“When you spoke to the government you told them you do not have a specific memory of the first time with Ghislaine," Menninger asked Jane referring to documents from a 2019 interview, ABC News reports. "You have come up with that memory in the last two years?"

"I don't believe I've come up with a memory," "Jane" responded.

The lawyer also pointed to a 2020 interview in which the witness told the feds that there were “other girls” present the first time she was involved. 

"I don't recall," Jane replied, before stating, "The wording that was typed up here is incorrect."

"So another typo by the government?" Menninger asked.

Menninger also pointed out a document prepared by the accuser’s personal lawyer, which identified only Epstein as her abuser and made no mention of Maxwell, Slate reports. Additionally, the attorney brought up Jane's profession as an actor. Menninger read off some of her roles which she referred to as “melodramatic” 

“I prefer just ‘dramatic,’” Jane remarked. 

"Are you able to cry on command?" Menninger asked the witness.

"Not always," Jane responded, according to ABC. "That's not how it works."

Later Wednesday, Assistant U.S. Attorney Alison Moe asked the actor about the millions she received from an Epstein victim fund. She wept as she said she used it to offset money she spent trying to “fix myself.” 

"I wish I would have never received that money in the first place, because of what happened," she said before the prosecutor asked her if she would gain financially in any way if Maxwell were convicted.

"No," she replied, marking her final piece of testimony during the third day of Maxwell’s trial.

Maxwell is accused of recruiting and grooming teen girls as part of the late predator's pyramid of sexual abuse.

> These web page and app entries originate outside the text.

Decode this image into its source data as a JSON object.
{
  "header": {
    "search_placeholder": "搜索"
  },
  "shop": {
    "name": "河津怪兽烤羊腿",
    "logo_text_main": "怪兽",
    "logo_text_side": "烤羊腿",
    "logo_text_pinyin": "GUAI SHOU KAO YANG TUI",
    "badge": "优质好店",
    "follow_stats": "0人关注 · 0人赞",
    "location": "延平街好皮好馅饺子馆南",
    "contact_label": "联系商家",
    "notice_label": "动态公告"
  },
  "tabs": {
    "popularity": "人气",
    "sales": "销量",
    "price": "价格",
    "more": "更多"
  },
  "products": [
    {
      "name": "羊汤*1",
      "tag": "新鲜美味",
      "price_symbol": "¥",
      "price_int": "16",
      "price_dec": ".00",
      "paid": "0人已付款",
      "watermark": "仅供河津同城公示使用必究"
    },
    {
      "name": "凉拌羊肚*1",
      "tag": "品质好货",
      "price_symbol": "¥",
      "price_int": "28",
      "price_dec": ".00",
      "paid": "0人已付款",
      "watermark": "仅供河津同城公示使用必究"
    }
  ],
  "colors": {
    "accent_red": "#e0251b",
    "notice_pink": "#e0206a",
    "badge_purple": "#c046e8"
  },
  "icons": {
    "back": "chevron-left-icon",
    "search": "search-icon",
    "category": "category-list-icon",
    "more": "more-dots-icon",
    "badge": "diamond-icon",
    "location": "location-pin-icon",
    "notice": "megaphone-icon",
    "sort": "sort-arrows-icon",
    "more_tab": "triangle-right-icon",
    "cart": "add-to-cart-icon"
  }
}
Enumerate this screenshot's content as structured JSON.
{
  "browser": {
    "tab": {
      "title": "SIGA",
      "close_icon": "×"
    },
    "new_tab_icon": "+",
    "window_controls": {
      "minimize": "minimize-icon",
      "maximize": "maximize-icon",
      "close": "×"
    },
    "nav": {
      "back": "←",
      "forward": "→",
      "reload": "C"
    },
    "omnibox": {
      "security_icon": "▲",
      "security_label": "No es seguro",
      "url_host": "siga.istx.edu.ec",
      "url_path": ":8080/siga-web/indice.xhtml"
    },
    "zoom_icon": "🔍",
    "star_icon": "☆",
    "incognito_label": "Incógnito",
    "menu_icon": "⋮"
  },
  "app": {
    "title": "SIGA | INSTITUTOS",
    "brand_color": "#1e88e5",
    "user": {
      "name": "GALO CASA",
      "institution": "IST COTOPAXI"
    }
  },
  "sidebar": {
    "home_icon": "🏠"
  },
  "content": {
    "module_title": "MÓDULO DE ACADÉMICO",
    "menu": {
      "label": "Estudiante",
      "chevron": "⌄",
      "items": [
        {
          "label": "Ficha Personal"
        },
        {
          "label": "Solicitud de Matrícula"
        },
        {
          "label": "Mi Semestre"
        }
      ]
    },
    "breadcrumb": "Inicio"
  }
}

She faces six federal counts, including transporting minors to engage in criminal sexual activity and sex trafficking of children or by force, fraud or coercion. Epstein, who was found hanged in his jail cell in August 2019 at age 66, just one month after he was arrested on federal sex trafficking charges, referred to Maxwell as his "best friend" in a 2003 Vanity Fair profile.

Maxwell has pleaded not guilty to the charges against her and has adamantly denied any wrongdoing.

For more on the case, watch Peacock’s “Epstein’s Shadow: Ghislaine Maxwell.”